He also criticised the Bachelet administration for making too many mistakes, creating hostile atmosphere and not making their programs known beforehand
Former Chilean President Sebastian Piñera pledged Sunday to lead the right-wing opposition back to power in 2017. No doubt about it; I'm not retired, he said, but he added that starting a campaign at this point would be unaesthetic, said the businessman who bacame the head of state between 2010 and 2014.
According to Piñera, the conservatives have a chance to return to power and that possibility is more open than ever, because the current government [of President Michelle Bachelet] is making too many mistakes, namely applying old fashioned and outdated statism as if it was a true religion.
He also blamed the current administration for creating a hostile atmosphere which is very harmful not only to the economy but for life in society as well and recalled that poverty went up in Chile during Bachelet's first presidency between 2006 and 2010.

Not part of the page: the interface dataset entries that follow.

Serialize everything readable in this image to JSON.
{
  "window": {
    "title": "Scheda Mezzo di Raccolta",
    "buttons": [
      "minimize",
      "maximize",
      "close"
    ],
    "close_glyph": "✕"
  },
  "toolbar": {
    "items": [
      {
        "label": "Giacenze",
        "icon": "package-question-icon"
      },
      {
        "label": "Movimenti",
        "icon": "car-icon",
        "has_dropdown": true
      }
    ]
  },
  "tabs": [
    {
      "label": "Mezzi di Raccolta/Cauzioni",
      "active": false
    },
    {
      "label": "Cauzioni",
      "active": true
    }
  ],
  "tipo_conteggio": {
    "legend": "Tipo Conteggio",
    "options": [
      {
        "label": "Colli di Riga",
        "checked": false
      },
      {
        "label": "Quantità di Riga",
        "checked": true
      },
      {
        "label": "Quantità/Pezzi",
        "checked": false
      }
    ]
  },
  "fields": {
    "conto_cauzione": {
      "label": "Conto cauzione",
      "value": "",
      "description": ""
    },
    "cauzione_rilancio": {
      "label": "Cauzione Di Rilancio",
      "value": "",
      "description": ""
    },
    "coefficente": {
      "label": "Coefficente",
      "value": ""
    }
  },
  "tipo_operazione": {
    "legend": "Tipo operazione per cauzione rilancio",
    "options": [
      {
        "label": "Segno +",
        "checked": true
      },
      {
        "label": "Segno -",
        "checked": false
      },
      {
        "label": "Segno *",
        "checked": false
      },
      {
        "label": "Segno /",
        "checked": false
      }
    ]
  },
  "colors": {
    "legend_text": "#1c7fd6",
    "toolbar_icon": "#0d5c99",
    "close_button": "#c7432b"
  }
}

Analysts agree that the levels of stagnation which hit Bachelet's Chile now started to develop under Piñera, when GDP dropped from 5.6 percent in 2012 to 4.1 percent in 2013 with a forecast for 2014 of 1.8 percent and a slight recovery to between 2.5 and 3.5 for 2015.
Piñera downplayed the importance of the right-wing's defeat at the last elections which happened, he explained, because the true nature of Bachelet's reform programs were not made public. In his view, the education reform entails the loss of the possibility to choose on the education of your children and the tax reform would bring the economy to a sudden deceleration.
He deemed it important that the right-wing understands that it needs to offer the country a big project of future on the basis of three fundamental values - liberty, equality and progress and called on the Christian Democrats to be loyal to their principles or stay in the New Majority governing coalition which is dominated by the left-wing..
He regretted not having listened more carefully to his constituence which is where the heaviest criticism stemmed from. He went on to explain that in his view the right thing to do was to nominate a presidential candidate by late 2016 or early 2017. I'm not retired and I'm worried about what happens with Chile; It runs in my DNA, he said.